I was a terrible Law student, far too easily distracted, I’d go up to
the top floor where the stacks are and just browse through the books.
Sometimes it was the American section where the books were straight
from the publishers, almost nobody has read them and you’d open the
book and hear the pages crackle as you turn them.
But my very favourite books were the old ones. Their leather binding with hundreds of years of fingerprints turning black along the spine. And when they were opened the smell was divine.
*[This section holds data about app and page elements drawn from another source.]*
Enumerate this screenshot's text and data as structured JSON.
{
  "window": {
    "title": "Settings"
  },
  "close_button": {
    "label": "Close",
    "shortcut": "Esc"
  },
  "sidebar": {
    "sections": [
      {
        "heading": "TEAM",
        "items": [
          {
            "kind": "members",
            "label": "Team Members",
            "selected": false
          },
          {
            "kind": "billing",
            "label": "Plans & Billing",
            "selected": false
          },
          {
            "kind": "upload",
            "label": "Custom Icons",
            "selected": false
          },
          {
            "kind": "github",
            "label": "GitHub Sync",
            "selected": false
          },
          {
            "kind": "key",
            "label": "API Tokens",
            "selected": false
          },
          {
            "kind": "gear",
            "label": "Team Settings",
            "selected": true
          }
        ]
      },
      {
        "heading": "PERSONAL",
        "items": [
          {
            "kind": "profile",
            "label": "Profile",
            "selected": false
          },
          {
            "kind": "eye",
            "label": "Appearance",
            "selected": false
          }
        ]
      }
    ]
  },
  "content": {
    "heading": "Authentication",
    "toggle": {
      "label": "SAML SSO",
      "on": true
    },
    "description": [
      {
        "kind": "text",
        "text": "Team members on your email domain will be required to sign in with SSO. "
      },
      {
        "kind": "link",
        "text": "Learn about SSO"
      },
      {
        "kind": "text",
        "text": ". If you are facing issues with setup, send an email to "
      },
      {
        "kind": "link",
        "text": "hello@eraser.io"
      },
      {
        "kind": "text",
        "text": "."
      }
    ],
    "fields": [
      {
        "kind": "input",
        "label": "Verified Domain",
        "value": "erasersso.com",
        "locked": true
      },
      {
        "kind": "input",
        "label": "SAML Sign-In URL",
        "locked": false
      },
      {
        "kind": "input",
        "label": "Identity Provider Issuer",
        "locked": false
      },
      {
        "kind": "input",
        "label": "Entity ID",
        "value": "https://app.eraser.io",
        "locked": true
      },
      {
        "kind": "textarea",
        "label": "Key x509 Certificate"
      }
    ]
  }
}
The cases seemed positively
Dickensian, somebody’s cow broke down a fence and ate some of the hay.
Or a man wants to enforce the contract he made with the miller or the
baker or the blacksmith.
Little glimpses of your average 17th-century bloke, that give you a taste of their life and the way they see the world.
I didn’t restrict my browsing to the Law on more than one occasion, I
walked through the stacks in the biology library. There you could see
drawings done by early explorers or reports to the Royal Geographic
Society about new discoveries and new land for the white man to come
In one of these journals I came across a leaflet that had been inserted in the magazine sometime early in the 19th century. It announced there was to be a new expedition to explore the upper reaches of the Congo River. It sought interest from men of means to join the expedition – it was an advertisement for an entry-level gentleman explorer. Of course, what these men sought out was information known to lots of people, just not the white ones who wrote the books and put advertisements in the journals.
Can you imagine how exciting it would be to live in a world where the
poles had not been reached, where the source of the Nile is a complete
mystery or the great inland sea of the Australian Centre had not been
Nowadays our modern explorers don’t deal so much with the stuff
accessible with a few native bearers and a couple of canoes. Explorers
today, look at galaxies formed billions of years ago and many billion
light years away from us. They look at the incredibly small, way
smaller than viruses, smaller than even the smallest part of an atom.
To discover these new lands you don’t just need a few thousand quid in
the bank a few friends with canoes, you need to convince politicians
to give you a few billion dollars and you need them to wait a few years before any of that investment shows results.
Modern science isn’t as romantic as paddling up the Zambezi, it isn’t
as dangerous as walking to the North Pole doesn’t even make you a
famous celebrity like Burke and Wills, Magellan or Mason and Dixon.
But it should. I still get a buzz when I read about cosmologists
pushing the envelope deeper and deeper into our past, or physicists at
the Large Hadron Collider solving yet another mystery. I get that buzz
because I feel some pride in us as a species. Pride that, no matter
how hard some may try to to pull us back to some mythical ideal point
in the past, we as a species, keep pushing forward. Pushing ever
forward until sometime in the distant future the RAAF’s motto will
Per Ardua Ad Astra, through adversity to the stars.
(c) Paul Hannah. 2018